> **Extracted records**:

==============================

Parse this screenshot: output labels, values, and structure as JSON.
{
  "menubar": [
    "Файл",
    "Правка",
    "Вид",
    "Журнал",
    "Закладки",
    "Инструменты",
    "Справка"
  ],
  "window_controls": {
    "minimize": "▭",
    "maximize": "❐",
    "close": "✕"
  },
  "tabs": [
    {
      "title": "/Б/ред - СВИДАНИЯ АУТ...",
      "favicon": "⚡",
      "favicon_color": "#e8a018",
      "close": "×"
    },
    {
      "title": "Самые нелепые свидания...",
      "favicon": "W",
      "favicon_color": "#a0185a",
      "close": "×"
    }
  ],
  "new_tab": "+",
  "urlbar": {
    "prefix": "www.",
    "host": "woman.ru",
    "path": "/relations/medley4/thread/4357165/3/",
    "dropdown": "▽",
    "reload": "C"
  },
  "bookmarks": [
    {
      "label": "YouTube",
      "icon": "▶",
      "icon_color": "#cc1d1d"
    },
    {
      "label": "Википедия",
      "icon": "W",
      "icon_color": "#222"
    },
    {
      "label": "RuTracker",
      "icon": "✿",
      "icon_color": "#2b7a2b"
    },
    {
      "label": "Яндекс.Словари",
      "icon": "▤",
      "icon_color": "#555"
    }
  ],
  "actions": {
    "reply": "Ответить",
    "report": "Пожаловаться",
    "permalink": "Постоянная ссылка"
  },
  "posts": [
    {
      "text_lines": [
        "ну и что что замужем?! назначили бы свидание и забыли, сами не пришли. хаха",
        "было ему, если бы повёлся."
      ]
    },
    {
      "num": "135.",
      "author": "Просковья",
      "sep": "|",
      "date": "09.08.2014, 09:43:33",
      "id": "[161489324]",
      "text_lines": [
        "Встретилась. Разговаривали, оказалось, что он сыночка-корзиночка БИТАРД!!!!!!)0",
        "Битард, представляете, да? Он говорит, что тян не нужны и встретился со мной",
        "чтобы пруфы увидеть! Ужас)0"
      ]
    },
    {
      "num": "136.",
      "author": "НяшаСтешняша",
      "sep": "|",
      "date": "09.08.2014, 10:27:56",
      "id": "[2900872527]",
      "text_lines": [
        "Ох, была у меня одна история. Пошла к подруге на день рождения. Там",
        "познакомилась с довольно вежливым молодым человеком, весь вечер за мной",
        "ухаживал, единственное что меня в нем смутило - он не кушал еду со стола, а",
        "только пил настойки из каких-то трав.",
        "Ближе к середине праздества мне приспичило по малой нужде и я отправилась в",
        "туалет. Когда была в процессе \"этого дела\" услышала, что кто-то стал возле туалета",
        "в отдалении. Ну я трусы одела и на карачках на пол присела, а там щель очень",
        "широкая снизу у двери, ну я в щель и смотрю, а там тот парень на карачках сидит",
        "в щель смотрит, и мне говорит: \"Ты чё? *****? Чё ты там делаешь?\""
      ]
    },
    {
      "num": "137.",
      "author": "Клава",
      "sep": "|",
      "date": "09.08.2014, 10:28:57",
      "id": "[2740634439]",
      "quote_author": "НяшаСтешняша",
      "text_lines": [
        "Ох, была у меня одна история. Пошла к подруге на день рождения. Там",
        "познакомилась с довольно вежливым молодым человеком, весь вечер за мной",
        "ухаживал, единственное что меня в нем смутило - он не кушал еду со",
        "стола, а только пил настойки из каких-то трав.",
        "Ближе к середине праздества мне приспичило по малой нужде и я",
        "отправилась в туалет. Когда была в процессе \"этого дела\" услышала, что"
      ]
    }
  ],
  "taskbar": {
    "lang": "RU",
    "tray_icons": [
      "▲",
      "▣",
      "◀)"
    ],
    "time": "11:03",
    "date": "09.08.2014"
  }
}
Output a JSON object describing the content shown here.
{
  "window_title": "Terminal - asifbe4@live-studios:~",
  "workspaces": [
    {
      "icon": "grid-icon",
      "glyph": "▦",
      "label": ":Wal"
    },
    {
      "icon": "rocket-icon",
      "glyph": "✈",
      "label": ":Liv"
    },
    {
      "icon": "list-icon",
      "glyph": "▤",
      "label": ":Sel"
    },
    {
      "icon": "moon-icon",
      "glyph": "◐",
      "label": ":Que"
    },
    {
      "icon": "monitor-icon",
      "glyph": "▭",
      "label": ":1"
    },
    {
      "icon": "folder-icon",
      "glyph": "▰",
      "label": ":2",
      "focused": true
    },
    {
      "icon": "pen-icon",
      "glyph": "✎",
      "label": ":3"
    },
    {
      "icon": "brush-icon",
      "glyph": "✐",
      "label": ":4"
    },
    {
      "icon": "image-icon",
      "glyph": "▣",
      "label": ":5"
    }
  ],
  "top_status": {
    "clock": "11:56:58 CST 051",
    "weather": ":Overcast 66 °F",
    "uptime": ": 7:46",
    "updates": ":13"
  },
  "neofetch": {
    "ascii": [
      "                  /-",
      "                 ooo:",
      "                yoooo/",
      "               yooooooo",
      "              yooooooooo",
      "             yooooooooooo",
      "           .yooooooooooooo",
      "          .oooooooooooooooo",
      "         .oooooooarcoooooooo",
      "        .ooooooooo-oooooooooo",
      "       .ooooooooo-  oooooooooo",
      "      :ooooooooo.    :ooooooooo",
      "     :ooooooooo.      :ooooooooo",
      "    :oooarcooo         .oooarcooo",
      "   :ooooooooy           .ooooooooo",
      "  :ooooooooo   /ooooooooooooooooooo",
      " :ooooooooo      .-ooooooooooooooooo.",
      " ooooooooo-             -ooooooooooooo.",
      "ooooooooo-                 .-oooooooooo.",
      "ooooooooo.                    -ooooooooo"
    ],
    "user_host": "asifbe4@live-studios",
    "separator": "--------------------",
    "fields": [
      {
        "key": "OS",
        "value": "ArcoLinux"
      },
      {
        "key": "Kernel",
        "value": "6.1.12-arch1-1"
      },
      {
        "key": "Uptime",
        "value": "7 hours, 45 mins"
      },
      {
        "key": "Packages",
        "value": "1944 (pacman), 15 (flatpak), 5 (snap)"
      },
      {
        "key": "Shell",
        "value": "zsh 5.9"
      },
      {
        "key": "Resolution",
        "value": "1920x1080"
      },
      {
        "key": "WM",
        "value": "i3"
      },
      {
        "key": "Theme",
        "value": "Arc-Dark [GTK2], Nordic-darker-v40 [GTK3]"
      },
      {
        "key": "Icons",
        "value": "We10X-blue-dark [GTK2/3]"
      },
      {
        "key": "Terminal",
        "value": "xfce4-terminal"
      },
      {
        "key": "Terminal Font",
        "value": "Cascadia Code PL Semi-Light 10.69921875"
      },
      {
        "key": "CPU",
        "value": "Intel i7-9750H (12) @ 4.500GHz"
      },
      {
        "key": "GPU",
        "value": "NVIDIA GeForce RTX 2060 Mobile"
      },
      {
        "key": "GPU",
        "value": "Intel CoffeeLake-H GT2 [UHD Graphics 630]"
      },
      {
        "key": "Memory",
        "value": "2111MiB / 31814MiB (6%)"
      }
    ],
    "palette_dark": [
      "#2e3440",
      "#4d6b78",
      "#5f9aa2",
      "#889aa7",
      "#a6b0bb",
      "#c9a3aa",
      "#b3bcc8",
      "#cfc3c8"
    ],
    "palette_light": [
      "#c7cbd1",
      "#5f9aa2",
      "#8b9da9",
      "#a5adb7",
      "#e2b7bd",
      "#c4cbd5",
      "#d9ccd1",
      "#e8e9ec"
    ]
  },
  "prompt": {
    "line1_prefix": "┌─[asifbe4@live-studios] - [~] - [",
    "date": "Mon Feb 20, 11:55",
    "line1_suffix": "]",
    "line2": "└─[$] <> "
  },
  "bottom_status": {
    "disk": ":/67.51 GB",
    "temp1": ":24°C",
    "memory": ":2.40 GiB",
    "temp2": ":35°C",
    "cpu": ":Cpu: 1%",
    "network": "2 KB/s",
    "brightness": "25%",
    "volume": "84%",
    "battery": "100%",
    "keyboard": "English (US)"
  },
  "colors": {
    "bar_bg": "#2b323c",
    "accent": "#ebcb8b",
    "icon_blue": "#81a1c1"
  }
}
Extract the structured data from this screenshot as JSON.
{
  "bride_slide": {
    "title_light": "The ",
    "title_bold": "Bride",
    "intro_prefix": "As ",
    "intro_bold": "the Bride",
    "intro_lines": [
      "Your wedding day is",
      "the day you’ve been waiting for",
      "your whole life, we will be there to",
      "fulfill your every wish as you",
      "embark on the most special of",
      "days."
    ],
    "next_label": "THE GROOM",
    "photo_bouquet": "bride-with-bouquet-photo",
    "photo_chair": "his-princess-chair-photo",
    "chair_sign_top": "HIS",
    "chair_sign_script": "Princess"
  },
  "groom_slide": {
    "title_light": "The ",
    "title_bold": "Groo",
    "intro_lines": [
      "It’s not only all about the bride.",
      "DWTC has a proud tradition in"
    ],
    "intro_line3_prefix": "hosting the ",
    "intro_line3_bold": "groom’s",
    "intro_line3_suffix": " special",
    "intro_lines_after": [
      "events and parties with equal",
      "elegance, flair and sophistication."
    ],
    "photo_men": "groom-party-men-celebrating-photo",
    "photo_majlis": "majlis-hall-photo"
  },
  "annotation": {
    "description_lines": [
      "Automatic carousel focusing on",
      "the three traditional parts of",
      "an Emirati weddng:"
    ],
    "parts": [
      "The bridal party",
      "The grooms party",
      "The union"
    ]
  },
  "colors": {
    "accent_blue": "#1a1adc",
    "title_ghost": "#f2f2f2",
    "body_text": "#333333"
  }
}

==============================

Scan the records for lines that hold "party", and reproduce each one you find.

    "photo_men": "groom-party-men-celebrating-photo",
      "The bridal party",
      "The grooms party",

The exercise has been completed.